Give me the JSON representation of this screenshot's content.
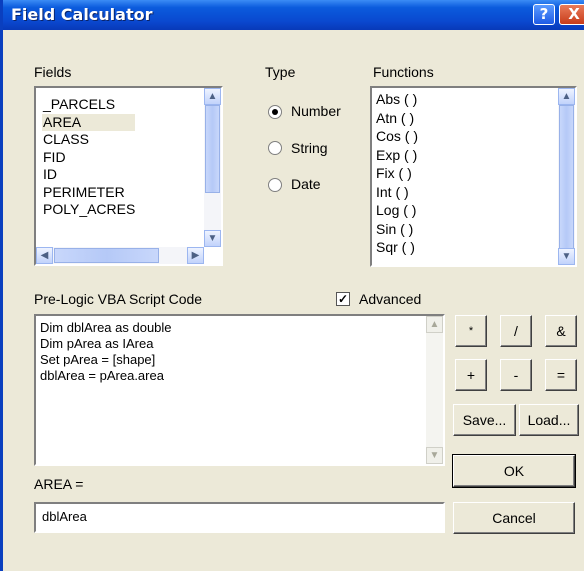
{
  "window": {
    "title": "Field Calculator",
    "help_label": "?",
    "close_label": "X"
  },
  "fields": {
    "label": "Fields",
    "items": [
      "_PARCELS",
      "AREA",
      "CLASS",
      "FID",
      "ID",
      "PERIMETER",
      "POLY_ACRES"
    ],
    "selected": "AREA"
  },
  "type": {
    "label": "Type",
    "options": [
      "Number",
      "String",
      "Date"
    ],
    "selected": "Number"
  },
  "functions": {
    "label": "Functions",
    "items": [
      "Abs ( )",
      "Atn ( )",
      "Cos ( )",
      "Exp ( )",
      "Fix ( )",
      "Int ( )",
      "Log ( )",
      "Sin ( )",
      "Sqr ( )"
    ]
  },
  "script": {
    "label": "Pre-Logic VBA Script Code",
    "advanced_label": "Advanced",
    "advanced_checked": true,
    "lines": [
      "Dim dblArea as double",
      "Dim pArea as IArea",
      "Set pArea = [shape]",
      "dblArea = pArea.area"
    ]
  },
  "operators": [
    "*",
    "/",
    "&",
    "+",
    "-",
    "="
  ],
  "buttons": {
    "save": "Save...",
    "load": "Load...",
    "ok": "OK",
    "cancel": "Cancel"
  },
  "expression": {
    "label": "AREA =",
    "value": "dblArea"
  },
  "icons": {
    "scroll_up": "▲",
    "scroll_down": "▼",
    "scroll_left": "◀",
    "scroll_right": "▶",
    "check": "✓"
  }
}
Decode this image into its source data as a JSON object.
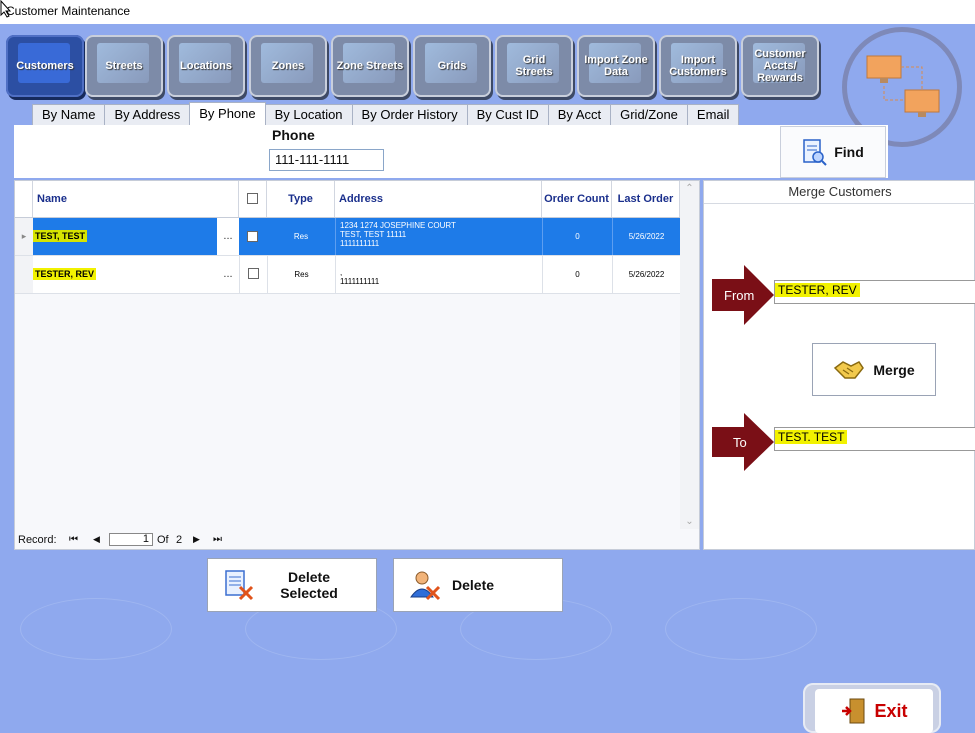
{
  "window": {
    "title": "Customer Maintenance"
  },
  "toolbar": {
    "buttons": [
      {
        "label": "Customers",
        "active": true
      },
      {
        "label": "Streets"
      },
      {
        "label": "Locations"
      },
      {
        "label": "Zones"
      },
      {
        "label": "Zone Streets"
      },
      {
        "label": "Grids"
      },
      {
        "label": "Grid Streets"
      },
      {
        "label": "Import Zone Data"
      },
      {
        "label": "Import Customers"
      },
      {
        "label": "Customer Accts/ Rewards"
      }
    ]
  },
  "tabs": [
    "By Name",
    "By Address",
    "By Phone",
    "By Location",
    "By Order History",
    "By Cust ID",
    "By Acct",
    "Grid/Zone",
    "Email"
  ],
  "active_tab": "By Phone",
  "search": {
    "label": "Phone",
    "value": "111-111-1111",
    "find_label": "Find"
  },
  "grid": {
    "columns": [
      "Name",
      "",
      "Type",
      "Address",
      "Order Count",
      "Last Order"
    ],
    "rows": [
      {
        "name": "TEST, TEST",
        "type": "Res",
        "address": [
          "1234 1274 JOSEPHINE COURT",
          "TEST, TEST 11111",
          "1111111111"
        ],
        "order_count": "0",
        "last_order": "5/26/2022",
        "selected": true,
        "ellipsis": "..."
      },
      {
        "name": "TESTER, REV",
        "type": "Res",
        "address": [
          ",",
          "1111111111"
        ],
        "order_count": "0",
        "last_order": "5/26/2022",
        "selected": false,
        "ellipsis": "..."
      }
    ],
    "record_nav": {
      "label": "Record:",
      "current": "1",
      "of_label": "Of",
      "total": "2"
    }
  },
  "merge": {
    "title": "Merge Customers",
    "from_label": "From",
    "from_value": "TESTER, REV",
    "to_label": "To",
    "to_value": "TEST. TEST",
    "merge_label": "Merge"
  },
  "actions": {
    "delete_selected_line1": "Delete",
    "delete_selected_line2": "Selected",
    "delete_label": "Delete",
    "exit_label": "Exit"
  },
  "colors": {
    "background": "#8fa9ee",
    "selected_row": "#1e7be8",
    "highlight": "#f2f200",
    "arrow": "#7a0f16"
  }
}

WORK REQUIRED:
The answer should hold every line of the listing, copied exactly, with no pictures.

EXERCISE RESULT:
Give me the JSON representation of this screenshot's content.
{
  "window": {
    "title": "Field Calculator",
    "help_label": "?",
    "close_label": "X"
  },
  "fields": {
    "label": "Fields",
    "items": [
      "_PARCELS",
      "AREA",
      "CLASS",
      "FID",
      "ID",
      "PERIMETER",
      "POLY_ACRES"
    ],
    "selected": "AREA"
  },
  "type": {
    "label": "Type",
    "options": [
      "Number",
      "String",
      "Date"
    ],
    "selected": "Number"
  },
  "functions": {
    "label": "Functions",
    "items": [
      "Abs ( )",
      "Atn ( )",
      "Cos ( )",
      "Exp ( )",
      "Fix ( )",
      "Int ( )",
      "Log ( )",
      "Sin ( )",
      "Sqr ( )"
    ]
  },
  "script": {
    "label": "Pre-Logic VBA Script Code",
    "advanced_label": "Advanced",
    "advanced_checked": true,
    "lines": [
      "Dim dblArea as double",
      "Dim pArea as IArea",
      "Set pArea = [shape]",
      "dblArea = pArea.area"
    ]
  },
  "operators": [
    "*",
    "/",
    "&",
    "+",
    "-",
    "="
  ],
  "buttons": {
    "save": "Save...",
    "load": "Load...",
    "ok": "OK",
    "cancel": "Cancel"
  },
  "expression": {
    "label": "AREA =",
    "value": "dblArea"
  },
  "icons": {
    "scroll_up": "▲",
    "scroll_down": "▼",
    "scroll_left": "◀",
    "scroll_right": "▶",
    "check": "✓"
  }
}
Decode this image into its source data as a JSON object.
{
  "window": {
    "title": "Customer Maintenance"
  },
  "toolbar": {
    "buttons": [
      {
        "label": "Customers",
        "active": true
      },
      {
        "label": "Streets"
      },
      {
        "label": "Locations"
      },
      {
        "label": "Zones"
      },
      {
        "label": "Zone Streets"
      },
      {
        "label": "Grids"
      },
      {
        "label": "Grid Streets"
      },
      {
        "label": "Import Zone Data"
      },
      {
        "label": "Import Customers"
      },
      {
        "label": "Customer Accts/ Rewards"
      }
    ]
  },
  "tabs": [
    "By Name",
    "By Address",
    "By Phone",
    "By Location",
    "By Order History",
    "By Cust ID",
    "By Acct",
    "Grid/Zone",
    "Email"
  ],
  "active_tab": "By Phone",
  "search": {
    "label": "Phone",
    "value": "111-111-1111",
    "find_label": "Find"
  },
  "grid": {
    "columns": [
      "Name",
      "",
      "Type",
      "Address",
      "Order Count",
      "Last Order"
    ],
    "rows": [
      {
        "name": "TEST, TEST",
        "type": "Res",
        "address": [
          "1234 1274 JOSEPHINE COURT",
          "TEST, TEST 11111",
          "1111111111"
        ],
        "order_count": "0",
        "last_order": "5/26/2022",
        "selected": true,
        "ellipsis": "..."
      },
      {
        "name": "TESTER, REV",
        "type": "Res",
        "address": [
          ",",
          "1111111111"
        ],
        "order_count": "0",
        "last_order": "5/26/2022",
        "selected": false,
        "ellipsis": "..."
      }
    ],
    "record_nav": {
      "label": "Record:",
      "current": "1",
      "of_label": "Of",
      "total": "2"
    }
  },
  "merge": {
    "title": "Merge Customers",
    "from_label": "From",
    "from_value": "TESTER, REV",
    "to_label": "To",
    "to_value": "TEST. TEST",
    "merge_label": "Merge"
  },
  "actions": {
    "delete_selected_line1": "Delete",
    "delete_selected_line2": "Selected",
    "delete_label": "Delete",
    "exit_label": "Exit"
  },
  "colors": {
    "background": "#8fa9ee",
    "selected_row": "#1e7be8",
    "highlight": "#f2f200",
    "arrow": "#7a0f16"
  }
}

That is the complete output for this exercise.